--- Listed entries Enclosed Below ---

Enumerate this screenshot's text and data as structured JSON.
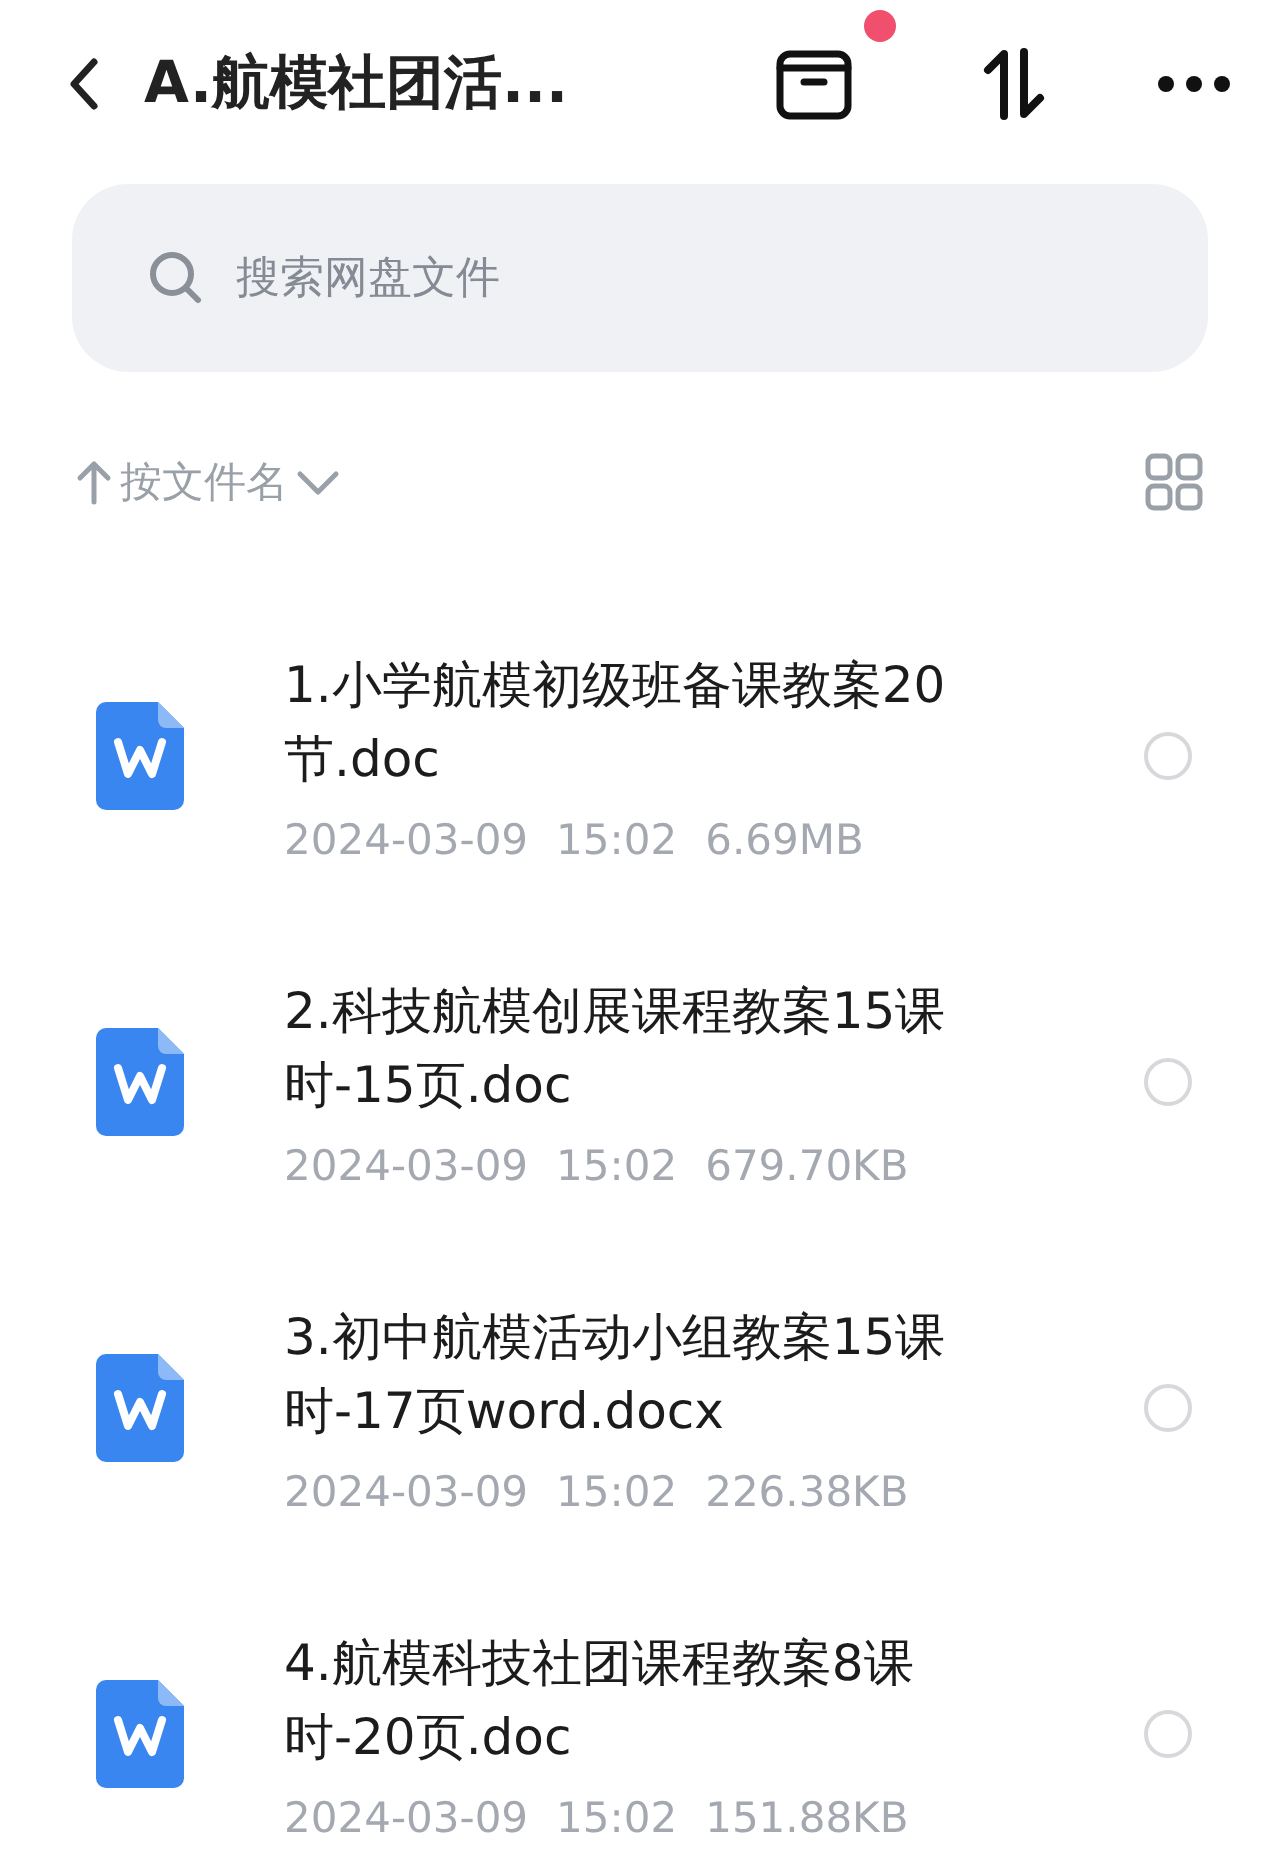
{
  "header": {
    "title": "A.航模社团活...",
    "archive_badge": true
  },
  "search": {
    "placeholder": "搜索网盘文件"
  },
  "sort": {
    "label": "按文件名"
  },
  "files": [
    {
      "name": "1.小学航模初级班备课教案20节.doc",
      "date": "2024-03-09",
      "time": "15:02",
      "size": "6.69MB",
      "selected": false
    },
    {
      "name": "2.科技航模创展课程教案15课时-15页.doc",
      "date": "2024-03-09",
      "time": "15:02",
      "size": "679.70KB",
      "selected": false
    },
    {
      "name": "3.初中航模活动小组教案15课时-17页word.docx",
      "date": "2024-03-09",
      "time": "15:02",
      "size": "226.38KB",
      "selected": false
    },
    {
      "name": "4.航模科技社团课程教案8课时-20页.doc",
      "date": "2024-03-09",
      "time": "15:02",
      "size": "151.88KB",
      "selected": false
    }
  ]
}
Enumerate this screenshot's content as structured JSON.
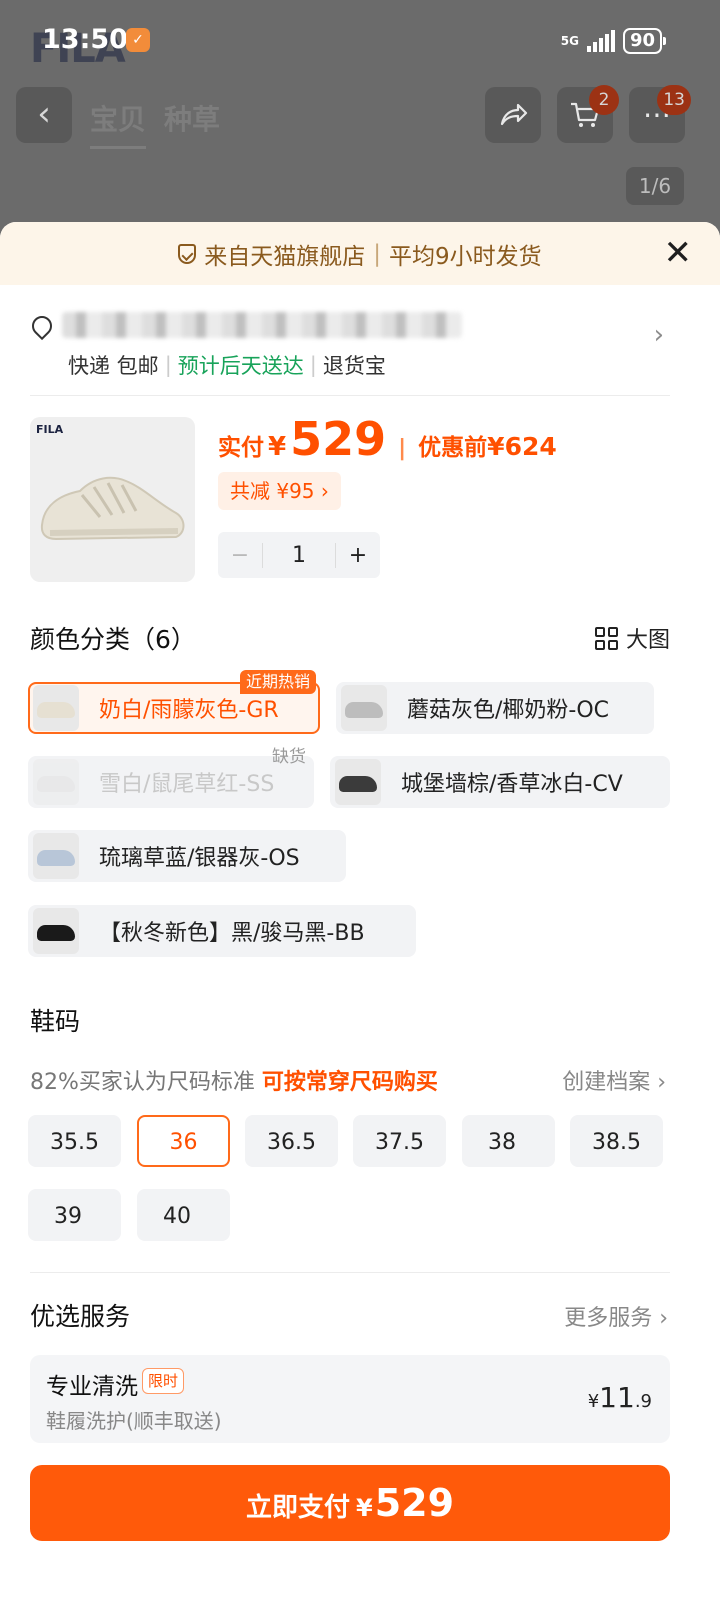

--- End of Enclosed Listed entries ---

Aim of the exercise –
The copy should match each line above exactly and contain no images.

Response area –
Enumerate this screenshot's text and data as structured JSON.
{
  "header": {
    "title": "A.航模社团活...",
    "archive_badge": true
  },
  "search": {
    "placeholder": "搜索网盘文件"
  },
  "sort": {
    "label": "按文件名"
  },
  "files": [
    {
      "name": "1.小学航模初级班备课教案20节.doc",
      "date": "2024-03-09",
      "time": "15:02",
      "size": "6.69MB",
      "selected": false
    },
    {
      "name": "2.科技航模创展课程教案15课时-15页.doc",
      "date": "2024-03-09",
      "time": "15:02",
      "size": "679.70KB",
      "selected": false
    },
    {
      "name": "3.初中航模活动小组教案15课时-17页word.docx",
      "date": "2024-03-09",
      "time": "15:02",
      "size": "226.38KB",
      "selected": false
    },
    {
      "name": "4.航模科技社团课程教案8课时-20页.doc",
      "date": "2024-03-09",
      "time": "15:02",
      "size": "151.88KB",
      "selected": false
    }
  ]
}
Enumerate this screenshot's content as structured JSON.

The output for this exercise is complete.